Estimating survival time in cancer patients is crucial for clinicians, patients, families, and payers. To provide appropriate and cost-effective care, various data sources are used to provide rational, reliable, and reproducible estimates. The accuracy of such estimates is unknown.

Methods

The authors prospectively estimated survival in 150 consecutive cancer patients (median age 62 years) with brain metastases undergoing radiosurgery. They recorded cancer type, number of brain metastases, neurological presentation, extracranial disease status, Karnofsky Performance Scale score, Recursive Partitioning Analysis class, prior whole-brain radiotherapy, and synchronous or metachronous presentation. Finally, the authors asked 18 medical, radiation, or surgical oncologists to predict survival from the time of treatment.

Results

The actual median patient survival was 10.3 months (95% CI 6.4–14). The median physician-predicted survival was 9.7 months (neurosurgeons = 11.8 months, radiation oncologists = 11.0 months, and medical oncologist = 7.2 months). For patients who died before 10 months, both neurosurgeons and radiation oncologists generally predicted survivals that were more optimistic and medical oncologists that were less so, although no group could accurately predict survivors alive at 14 months. All physicians had individual patient survival predictions that were incorrect by as much as 12–18 months, and 14 of 18 physicians had individual predictions that were in error by more than 18 months. Of the 2700 predictions, 1226 (45%) were off by more than 6 months and 488 (18%) were off by more than 12 months.

Conclusions

Although crucial, predicting the survival of cancer patients is difficult. In this study all physicians were unable to accurately predict longer-term survivors.

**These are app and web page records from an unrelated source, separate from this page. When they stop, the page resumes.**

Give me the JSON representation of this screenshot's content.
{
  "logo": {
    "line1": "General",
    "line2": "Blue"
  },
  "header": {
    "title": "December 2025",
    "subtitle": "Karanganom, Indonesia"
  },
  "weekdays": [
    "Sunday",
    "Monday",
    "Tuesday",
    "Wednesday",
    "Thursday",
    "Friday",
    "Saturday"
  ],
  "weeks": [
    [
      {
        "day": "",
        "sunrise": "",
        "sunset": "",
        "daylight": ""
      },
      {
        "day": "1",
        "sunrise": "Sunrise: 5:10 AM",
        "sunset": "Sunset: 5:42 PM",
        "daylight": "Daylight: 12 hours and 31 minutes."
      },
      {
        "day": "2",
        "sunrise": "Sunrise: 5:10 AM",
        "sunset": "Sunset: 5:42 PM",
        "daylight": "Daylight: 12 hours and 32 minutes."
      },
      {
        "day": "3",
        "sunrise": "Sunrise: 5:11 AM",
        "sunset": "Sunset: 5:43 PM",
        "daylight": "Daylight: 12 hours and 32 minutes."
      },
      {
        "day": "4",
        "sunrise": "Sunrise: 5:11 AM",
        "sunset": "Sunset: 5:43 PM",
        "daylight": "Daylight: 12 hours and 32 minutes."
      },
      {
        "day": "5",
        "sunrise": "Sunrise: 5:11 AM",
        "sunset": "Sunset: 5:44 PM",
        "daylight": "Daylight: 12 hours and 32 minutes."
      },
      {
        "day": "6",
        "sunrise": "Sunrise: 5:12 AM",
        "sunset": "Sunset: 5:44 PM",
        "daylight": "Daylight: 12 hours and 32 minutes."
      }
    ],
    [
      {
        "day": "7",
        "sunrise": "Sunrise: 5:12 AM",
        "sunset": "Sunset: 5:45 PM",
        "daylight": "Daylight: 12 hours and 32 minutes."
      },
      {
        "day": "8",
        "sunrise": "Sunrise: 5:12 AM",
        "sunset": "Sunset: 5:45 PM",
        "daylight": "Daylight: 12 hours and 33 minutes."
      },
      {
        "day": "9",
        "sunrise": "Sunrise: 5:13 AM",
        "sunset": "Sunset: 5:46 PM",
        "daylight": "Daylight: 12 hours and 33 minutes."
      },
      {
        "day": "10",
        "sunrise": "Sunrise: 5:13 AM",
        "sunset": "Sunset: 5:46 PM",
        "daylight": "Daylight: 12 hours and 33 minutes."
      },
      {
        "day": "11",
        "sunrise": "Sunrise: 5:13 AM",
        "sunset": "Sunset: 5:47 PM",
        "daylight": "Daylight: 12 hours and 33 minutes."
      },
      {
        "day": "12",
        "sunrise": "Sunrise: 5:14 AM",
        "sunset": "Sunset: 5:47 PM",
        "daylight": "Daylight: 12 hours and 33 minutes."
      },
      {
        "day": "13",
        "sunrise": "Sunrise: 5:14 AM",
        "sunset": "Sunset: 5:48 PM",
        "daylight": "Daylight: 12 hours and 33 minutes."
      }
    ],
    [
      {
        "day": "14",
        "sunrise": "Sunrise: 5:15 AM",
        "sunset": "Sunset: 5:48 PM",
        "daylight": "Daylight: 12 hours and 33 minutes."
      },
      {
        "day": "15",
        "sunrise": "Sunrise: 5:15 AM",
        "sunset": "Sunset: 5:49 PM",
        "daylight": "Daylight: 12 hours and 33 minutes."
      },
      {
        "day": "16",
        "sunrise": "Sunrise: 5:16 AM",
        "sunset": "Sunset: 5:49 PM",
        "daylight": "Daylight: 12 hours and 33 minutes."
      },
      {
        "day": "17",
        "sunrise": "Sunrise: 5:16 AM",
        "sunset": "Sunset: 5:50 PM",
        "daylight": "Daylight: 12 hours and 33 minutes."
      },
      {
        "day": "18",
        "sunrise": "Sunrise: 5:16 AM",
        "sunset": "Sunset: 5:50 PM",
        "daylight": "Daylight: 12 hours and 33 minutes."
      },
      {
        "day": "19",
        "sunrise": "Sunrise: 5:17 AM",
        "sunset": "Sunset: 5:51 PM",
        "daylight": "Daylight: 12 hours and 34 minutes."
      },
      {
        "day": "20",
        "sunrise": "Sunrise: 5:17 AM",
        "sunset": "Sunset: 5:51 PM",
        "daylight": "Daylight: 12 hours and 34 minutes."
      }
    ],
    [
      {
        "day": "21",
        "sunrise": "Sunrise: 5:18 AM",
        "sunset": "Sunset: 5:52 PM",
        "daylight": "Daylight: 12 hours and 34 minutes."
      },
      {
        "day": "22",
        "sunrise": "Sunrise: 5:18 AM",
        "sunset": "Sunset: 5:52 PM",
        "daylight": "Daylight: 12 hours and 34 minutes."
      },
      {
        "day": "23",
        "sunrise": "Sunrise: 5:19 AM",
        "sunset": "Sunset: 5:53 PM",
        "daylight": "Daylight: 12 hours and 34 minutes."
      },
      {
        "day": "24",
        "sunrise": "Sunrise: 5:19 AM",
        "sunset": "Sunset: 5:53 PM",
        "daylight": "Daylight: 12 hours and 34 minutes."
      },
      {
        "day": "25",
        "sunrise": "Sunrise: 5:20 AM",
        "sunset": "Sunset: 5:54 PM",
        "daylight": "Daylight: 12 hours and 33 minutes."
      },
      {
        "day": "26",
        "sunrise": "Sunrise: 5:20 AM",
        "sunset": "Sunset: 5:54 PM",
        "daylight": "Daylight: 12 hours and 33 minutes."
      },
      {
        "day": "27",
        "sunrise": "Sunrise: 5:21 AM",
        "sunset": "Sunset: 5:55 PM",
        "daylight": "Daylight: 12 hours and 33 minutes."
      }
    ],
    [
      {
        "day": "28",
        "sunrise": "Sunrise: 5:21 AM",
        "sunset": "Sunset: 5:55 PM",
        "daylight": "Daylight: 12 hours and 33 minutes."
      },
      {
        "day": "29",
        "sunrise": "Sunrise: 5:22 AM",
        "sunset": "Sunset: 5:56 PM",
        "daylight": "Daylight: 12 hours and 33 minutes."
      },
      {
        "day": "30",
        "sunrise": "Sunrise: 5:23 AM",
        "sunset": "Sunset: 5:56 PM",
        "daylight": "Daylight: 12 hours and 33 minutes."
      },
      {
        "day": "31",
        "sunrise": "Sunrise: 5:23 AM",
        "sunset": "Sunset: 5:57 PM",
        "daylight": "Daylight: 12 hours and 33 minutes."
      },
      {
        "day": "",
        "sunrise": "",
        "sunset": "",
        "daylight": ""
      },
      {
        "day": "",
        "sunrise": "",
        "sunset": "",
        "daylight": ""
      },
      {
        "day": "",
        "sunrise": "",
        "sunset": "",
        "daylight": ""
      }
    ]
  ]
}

Despite valuable clinical data and predictive scoring techniques, brain and systemic management often led to patient survivals well beyond estimated survivals.